What is being asked:
Go through the entries and copy every line that has the string "state" in it.
Dataset entries START
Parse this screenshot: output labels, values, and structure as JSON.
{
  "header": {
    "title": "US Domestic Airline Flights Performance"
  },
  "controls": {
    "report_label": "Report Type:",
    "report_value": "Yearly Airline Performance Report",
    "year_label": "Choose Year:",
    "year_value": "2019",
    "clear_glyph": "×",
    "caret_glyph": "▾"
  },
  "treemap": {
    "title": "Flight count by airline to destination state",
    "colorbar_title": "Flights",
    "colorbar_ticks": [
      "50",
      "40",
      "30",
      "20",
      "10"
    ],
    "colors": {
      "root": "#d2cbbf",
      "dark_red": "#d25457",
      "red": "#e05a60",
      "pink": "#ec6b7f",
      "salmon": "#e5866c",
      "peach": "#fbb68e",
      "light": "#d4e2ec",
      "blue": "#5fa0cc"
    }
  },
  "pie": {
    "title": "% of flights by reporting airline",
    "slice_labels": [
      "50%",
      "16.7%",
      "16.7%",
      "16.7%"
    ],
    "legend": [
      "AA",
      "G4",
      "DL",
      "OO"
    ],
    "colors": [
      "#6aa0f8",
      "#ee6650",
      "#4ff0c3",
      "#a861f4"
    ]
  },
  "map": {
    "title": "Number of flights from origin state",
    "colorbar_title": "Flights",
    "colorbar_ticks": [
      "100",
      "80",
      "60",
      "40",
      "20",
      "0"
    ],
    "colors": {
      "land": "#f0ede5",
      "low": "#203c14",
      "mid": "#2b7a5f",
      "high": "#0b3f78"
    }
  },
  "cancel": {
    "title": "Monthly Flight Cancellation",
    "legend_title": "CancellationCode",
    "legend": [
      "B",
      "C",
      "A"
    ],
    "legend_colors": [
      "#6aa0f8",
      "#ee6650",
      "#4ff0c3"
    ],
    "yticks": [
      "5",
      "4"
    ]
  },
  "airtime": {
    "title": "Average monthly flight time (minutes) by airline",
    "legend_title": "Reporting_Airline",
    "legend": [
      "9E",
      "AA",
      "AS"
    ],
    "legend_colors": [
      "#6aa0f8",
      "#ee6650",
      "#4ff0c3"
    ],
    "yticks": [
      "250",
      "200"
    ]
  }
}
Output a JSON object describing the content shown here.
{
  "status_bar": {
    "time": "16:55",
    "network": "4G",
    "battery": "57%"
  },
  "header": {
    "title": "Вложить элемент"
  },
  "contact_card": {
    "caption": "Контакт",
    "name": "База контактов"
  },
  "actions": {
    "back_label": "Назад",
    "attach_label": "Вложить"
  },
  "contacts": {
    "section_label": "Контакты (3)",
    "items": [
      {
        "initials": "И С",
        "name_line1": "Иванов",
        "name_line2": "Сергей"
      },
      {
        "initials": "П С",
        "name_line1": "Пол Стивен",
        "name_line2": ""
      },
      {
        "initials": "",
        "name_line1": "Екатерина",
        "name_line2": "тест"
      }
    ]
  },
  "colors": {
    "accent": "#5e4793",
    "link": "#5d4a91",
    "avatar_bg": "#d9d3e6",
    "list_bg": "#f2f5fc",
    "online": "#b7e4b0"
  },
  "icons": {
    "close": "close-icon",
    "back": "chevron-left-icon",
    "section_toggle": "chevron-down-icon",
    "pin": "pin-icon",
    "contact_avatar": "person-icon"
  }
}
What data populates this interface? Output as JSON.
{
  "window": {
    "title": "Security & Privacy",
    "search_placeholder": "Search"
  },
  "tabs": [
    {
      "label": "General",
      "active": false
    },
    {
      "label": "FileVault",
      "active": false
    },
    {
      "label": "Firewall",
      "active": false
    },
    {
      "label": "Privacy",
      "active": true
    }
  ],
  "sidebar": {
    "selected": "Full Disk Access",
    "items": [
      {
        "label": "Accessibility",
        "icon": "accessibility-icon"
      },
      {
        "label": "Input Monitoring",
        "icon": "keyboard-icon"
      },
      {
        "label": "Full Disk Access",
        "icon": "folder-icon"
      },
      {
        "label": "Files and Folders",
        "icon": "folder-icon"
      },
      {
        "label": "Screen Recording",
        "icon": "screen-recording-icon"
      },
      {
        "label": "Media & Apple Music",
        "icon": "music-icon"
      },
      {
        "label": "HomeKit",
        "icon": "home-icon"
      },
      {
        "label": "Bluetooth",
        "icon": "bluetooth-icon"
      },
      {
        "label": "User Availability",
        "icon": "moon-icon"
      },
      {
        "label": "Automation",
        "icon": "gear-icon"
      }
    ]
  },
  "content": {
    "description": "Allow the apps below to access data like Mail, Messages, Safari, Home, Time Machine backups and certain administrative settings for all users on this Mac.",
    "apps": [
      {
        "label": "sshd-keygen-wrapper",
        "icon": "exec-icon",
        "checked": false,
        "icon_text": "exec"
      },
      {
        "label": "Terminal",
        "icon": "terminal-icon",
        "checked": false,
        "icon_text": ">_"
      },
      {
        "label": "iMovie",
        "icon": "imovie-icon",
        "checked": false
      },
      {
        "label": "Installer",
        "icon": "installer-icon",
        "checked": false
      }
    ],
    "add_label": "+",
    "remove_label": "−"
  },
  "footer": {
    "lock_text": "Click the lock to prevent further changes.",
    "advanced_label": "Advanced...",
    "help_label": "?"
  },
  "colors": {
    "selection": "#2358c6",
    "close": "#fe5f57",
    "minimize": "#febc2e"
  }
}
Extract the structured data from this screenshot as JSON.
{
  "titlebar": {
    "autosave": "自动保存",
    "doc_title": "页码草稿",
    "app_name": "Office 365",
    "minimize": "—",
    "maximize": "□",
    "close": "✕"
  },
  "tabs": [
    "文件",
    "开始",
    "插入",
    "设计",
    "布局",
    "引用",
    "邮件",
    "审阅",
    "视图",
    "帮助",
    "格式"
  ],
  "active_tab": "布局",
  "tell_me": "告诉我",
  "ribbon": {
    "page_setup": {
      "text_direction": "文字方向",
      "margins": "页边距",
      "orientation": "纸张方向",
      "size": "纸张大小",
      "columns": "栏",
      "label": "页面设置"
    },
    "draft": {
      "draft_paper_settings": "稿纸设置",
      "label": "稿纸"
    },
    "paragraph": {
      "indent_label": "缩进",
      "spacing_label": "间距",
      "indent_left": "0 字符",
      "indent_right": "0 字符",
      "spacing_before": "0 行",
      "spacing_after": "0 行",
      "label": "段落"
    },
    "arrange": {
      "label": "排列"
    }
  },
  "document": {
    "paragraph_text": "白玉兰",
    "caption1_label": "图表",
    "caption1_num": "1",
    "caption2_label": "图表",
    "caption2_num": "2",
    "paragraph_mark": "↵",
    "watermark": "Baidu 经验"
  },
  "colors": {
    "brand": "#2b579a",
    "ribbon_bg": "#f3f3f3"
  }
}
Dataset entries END
Exercise answer:
    "title": "Flight count by airline to destination state",
    "title": "Number of flights from origin state",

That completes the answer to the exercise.